NEW YORK — In the future, ballplayers will speak of Aaron Judge’s 2022 in hushed tones: He set the American League home run record, with 62; he won the AL MVP award; he finished within five points of batting average of the Triple Crown. Player agents should extend the same awe to the year his representatives just had.
Judge’s longtime agent, Page Odle, runs a small shop called PSI Sports whose second-biggest client is probably Mariners second baseman Kolten Wong. But Odle understood from the beginning his player’s goal—“He wanted to be a Yankee,” Odle says. “If you get anything from me today, that is what he wanted”—and Odle helped set him up to achieve it.
In the end, Judge, whom the Yankees named captain on Wednesday during the press conference announcing his nine-year, $360 million contract, signed the largest free-agent deal in history because he played well. But he signed it with the Yankees because he played them well.
The Giants openly coveted Judge, who grew up 90 miles east of Oracle Park in Linden, Calif. They flew him to San Francisco the week of Thanksgiving; enlisted Golden State Warriors star Steph Curry to pitch him on the Bay Area; and included his childhood hero, longtime Giants shortstop Rich Aurilia, in the recruiting process.
That week, MLB Network released a video of Judge entering the lobby of a San Francisco hotel. Asked why he was in town, Judge smiled and said, “Just visiting some family and friends. That’s about it.” He winked.
Multiple reports have suggested that Judge staged the moment; “We had nothing to do with the video,” Odle insists. Likewise, he says, PSI was not responsible for reports that indicated Judge would fly to San Diego during the winter meetings to meet with teams. Regardless of who told whom what, Judge’s team did not mourn the publicity that surrounded his every move.
Nor did they bemoan the timing of a TIME story in which Judge was quoted complaining about GM Brian Cashman’s handling of a seven-year, $213.5 million extension offer the team made on the eve of the season. Cashman made public the terms of the deal Judge had rejected. “I was a little upset that the numbers came out,” Judge told TIME. “I understand it’s a negotiation tactic.

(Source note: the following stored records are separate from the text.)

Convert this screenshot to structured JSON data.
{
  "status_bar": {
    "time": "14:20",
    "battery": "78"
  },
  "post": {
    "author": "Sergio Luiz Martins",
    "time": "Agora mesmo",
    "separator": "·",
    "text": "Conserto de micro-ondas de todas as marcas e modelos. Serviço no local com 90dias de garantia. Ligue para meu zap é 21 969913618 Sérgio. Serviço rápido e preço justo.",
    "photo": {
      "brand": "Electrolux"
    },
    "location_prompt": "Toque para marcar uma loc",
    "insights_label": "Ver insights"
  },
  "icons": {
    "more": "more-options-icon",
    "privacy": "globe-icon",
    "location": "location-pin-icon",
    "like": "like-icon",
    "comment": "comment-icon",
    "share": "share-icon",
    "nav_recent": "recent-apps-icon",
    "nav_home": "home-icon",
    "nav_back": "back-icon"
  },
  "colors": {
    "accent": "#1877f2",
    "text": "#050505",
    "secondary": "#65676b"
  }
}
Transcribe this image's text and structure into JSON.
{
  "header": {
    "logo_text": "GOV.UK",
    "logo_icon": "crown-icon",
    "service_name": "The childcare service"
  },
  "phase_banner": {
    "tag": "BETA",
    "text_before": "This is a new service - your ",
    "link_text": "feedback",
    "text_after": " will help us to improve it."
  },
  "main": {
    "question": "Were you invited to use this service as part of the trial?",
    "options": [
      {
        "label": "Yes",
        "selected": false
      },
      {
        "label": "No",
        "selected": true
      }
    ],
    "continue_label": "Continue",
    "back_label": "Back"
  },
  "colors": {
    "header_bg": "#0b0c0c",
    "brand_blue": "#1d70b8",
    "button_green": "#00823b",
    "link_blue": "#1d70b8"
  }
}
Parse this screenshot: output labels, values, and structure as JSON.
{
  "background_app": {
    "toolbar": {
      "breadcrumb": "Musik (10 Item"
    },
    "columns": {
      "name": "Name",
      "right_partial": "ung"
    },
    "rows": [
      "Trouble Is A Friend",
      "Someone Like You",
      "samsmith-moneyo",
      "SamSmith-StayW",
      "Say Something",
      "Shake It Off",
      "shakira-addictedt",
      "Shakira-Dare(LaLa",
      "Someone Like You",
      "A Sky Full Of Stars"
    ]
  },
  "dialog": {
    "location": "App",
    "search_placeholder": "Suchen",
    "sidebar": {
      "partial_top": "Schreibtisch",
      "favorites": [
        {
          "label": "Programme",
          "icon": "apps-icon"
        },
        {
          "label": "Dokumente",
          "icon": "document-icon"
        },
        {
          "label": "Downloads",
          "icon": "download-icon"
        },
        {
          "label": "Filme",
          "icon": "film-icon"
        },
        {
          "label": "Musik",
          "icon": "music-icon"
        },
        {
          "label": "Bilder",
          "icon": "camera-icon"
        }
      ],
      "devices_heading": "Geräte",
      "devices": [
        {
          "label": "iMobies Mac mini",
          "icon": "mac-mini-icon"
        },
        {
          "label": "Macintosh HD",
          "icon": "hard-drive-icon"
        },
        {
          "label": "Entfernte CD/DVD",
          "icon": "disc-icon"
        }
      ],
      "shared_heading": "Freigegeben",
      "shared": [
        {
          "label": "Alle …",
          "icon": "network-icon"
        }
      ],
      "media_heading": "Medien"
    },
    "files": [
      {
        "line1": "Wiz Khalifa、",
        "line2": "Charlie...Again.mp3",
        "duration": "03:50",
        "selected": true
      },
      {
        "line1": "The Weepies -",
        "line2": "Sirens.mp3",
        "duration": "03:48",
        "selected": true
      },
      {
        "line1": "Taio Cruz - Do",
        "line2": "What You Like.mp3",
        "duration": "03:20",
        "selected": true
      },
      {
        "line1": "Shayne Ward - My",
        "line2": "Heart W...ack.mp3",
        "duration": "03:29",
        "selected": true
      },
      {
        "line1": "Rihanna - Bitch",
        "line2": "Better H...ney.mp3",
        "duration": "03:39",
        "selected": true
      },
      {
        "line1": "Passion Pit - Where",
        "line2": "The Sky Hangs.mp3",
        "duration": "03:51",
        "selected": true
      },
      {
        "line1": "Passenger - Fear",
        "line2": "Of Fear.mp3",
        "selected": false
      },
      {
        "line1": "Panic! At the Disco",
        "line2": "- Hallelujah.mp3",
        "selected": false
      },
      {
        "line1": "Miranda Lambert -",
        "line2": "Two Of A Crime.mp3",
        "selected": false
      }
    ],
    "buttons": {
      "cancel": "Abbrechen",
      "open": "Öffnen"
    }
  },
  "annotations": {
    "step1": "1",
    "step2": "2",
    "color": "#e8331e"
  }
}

Put pressure on me. Turn the fans against me, turn the media on me. That part of it I didn’t like.” The story ran online on Dec. 6, just hours before Judge landed in San Diego to meet with the Padres. He did not tell the Yankees he was coming, and he did not meet with them when he was in town.
The GM said earlier this month that he had told Odle beforehand that he would disclose the figures. Judge said on Wednesday that “there is a difference of memory” but that he and Cashman have mended fences. Odle declined to comment but did say, “He was forced into free agency at some level.”
In any event, Judge engaged his own negotiation tactics. Even as he told Odle as the process progressed that he was becoming more sure he wanted to remain a Yankee, he kept manager Aaron Boone guessing. Boone, who has managed Judge for five of the player’s six years in pinstripes, said it was “very” strange not to have a good handle on the emotions of someone he has known so well and for so long.
When an erroneous report stated on Dec. 6—the day of the TIME story and of the meeting with the Padres—that Judge had chosen the Giants, Boone believed it. He called the GM “in a panic,” Cashman said, and later called Judge to reiterate how much he meant to the team and to him personally.
“I think it got real for everybody,” Odle says. During the season, Cashman acknowledged, Judge had gone from a player the Yankees wanted to re-sign to one they could not lose. Odle knew that. He was concerned about a key sticking point: “There were no signs they were willing to go to nine years.”
But the Giants were, and suddenly the Padres were in the mix. Yankees owner Hal Steinbrenner was vacationing in Italy, and at 3 a.m. Pacific, he called Judge and asked what it would take. Judge asked for the ninth year. Steinbrenner agreed.
“That would’ve been a tough financial decision” if the Yankees had stayed at eight years, Judge said. He did not say whether he was prepared to make it. He never had to.
Asked on Wednesday if he believes the other teams were used as leverage or real destinations, Steinbrenner demurred. “Look, I don’t know what the other offers are, right?” he said. “I don’t know what’s on the table. I don’t know what he’s been promised. I don’t know, in the face-to-face meetings, what transpired, what he thought of their organization versus ours. I just didn’t know any of that.”
Says Odle, “He wanted to go through the process, but in his heart of hearts, he wanted to be a Yankee.” The benefit of listening to other presentations, he adds, was “to define his market. Because that was really the key. I think that’s why the Yankees waited so long. They really wanted to see if his market was, you know, what it was, and obviously it was.”
As he spoke, Judge strode by, wearing the only jersey he has ever worn, the only jersey he will ever wear. He smiled. He did not wink. He didn’t have to.